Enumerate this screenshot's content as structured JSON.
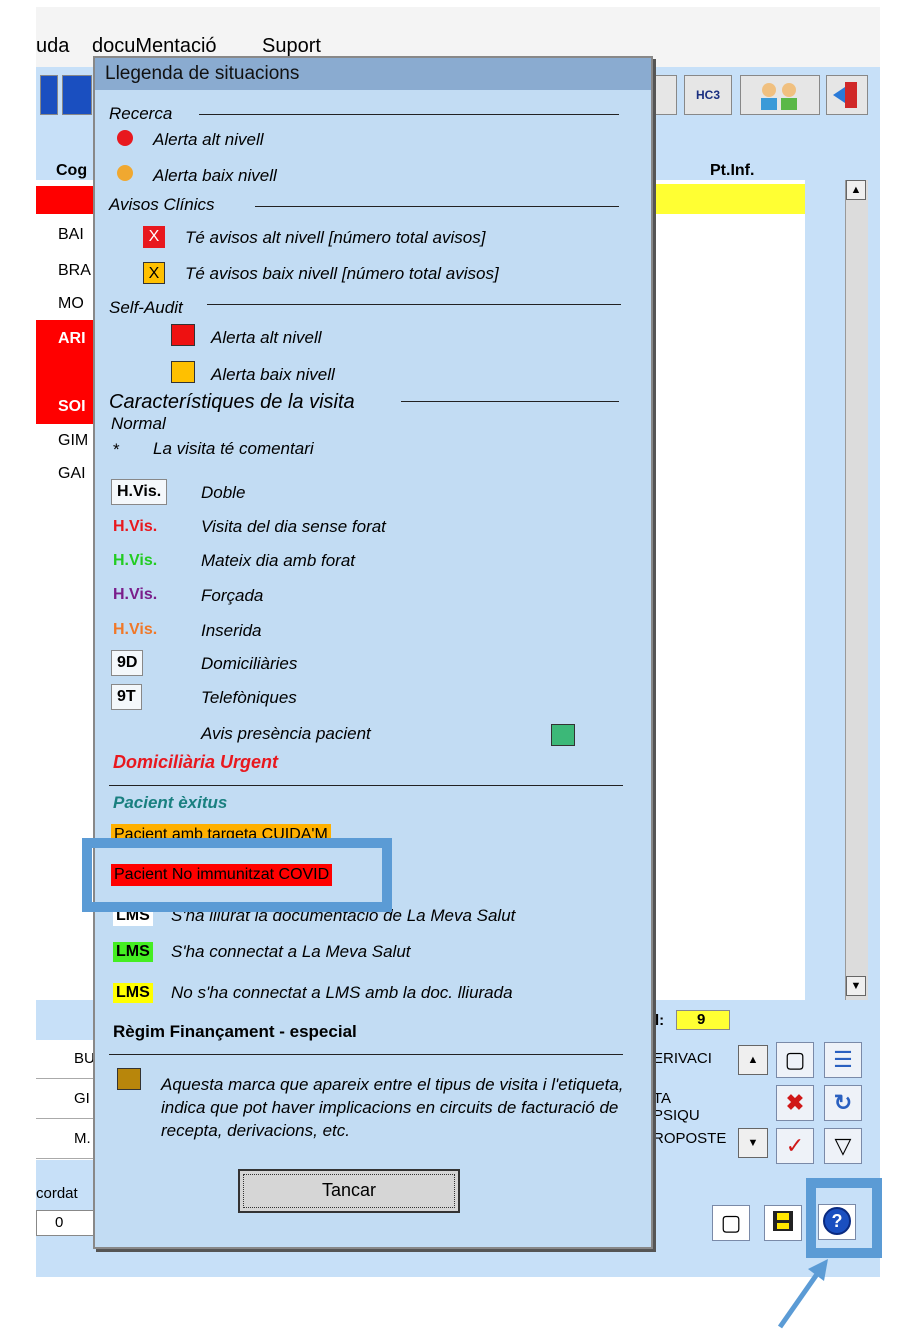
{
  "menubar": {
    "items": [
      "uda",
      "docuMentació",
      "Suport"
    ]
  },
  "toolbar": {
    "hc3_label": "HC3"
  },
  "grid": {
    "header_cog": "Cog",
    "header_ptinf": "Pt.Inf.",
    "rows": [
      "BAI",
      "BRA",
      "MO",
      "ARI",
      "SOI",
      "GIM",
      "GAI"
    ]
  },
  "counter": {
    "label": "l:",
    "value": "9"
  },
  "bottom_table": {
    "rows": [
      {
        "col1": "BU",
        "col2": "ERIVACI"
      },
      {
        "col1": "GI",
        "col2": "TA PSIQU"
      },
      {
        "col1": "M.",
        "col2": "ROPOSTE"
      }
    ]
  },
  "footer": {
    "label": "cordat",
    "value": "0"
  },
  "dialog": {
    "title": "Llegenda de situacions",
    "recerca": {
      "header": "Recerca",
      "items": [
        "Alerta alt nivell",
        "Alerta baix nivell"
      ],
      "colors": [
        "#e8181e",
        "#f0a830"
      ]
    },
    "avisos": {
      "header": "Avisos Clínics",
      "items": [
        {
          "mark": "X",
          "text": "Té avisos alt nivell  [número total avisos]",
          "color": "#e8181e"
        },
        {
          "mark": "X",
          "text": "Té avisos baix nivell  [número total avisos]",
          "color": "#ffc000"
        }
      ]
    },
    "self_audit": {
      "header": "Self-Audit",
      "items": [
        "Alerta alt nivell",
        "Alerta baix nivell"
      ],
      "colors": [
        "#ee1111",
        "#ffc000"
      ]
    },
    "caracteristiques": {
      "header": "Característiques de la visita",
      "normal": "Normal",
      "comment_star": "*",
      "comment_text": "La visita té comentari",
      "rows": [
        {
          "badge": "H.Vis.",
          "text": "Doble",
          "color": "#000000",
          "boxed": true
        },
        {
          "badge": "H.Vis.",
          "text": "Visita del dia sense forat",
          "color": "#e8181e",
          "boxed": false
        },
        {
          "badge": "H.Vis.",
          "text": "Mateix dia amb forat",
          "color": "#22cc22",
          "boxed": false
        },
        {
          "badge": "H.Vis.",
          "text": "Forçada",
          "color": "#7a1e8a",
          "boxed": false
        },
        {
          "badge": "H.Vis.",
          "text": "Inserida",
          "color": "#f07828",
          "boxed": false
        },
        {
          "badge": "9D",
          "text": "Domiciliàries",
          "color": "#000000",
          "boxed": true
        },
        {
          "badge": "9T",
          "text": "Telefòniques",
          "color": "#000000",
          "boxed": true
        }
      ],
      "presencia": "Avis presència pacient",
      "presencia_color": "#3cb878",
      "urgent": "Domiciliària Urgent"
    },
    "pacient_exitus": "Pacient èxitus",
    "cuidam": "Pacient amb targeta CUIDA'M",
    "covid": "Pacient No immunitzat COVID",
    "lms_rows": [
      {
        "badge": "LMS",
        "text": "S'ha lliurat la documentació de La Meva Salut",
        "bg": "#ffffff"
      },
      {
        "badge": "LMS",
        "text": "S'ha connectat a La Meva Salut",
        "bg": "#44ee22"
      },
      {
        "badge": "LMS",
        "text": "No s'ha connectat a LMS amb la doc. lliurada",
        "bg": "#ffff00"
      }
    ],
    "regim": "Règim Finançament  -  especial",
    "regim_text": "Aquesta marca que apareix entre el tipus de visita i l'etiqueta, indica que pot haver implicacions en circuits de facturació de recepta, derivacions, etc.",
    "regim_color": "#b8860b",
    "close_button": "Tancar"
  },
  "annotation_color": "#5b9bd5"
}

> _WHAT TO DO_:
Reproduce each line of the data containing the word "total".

> _TASK OUTPUT_:
          "text": "Té avisos alt nivell  [número total avisos]",
          "text": "Té avisos baix nivell  [número total avisos]",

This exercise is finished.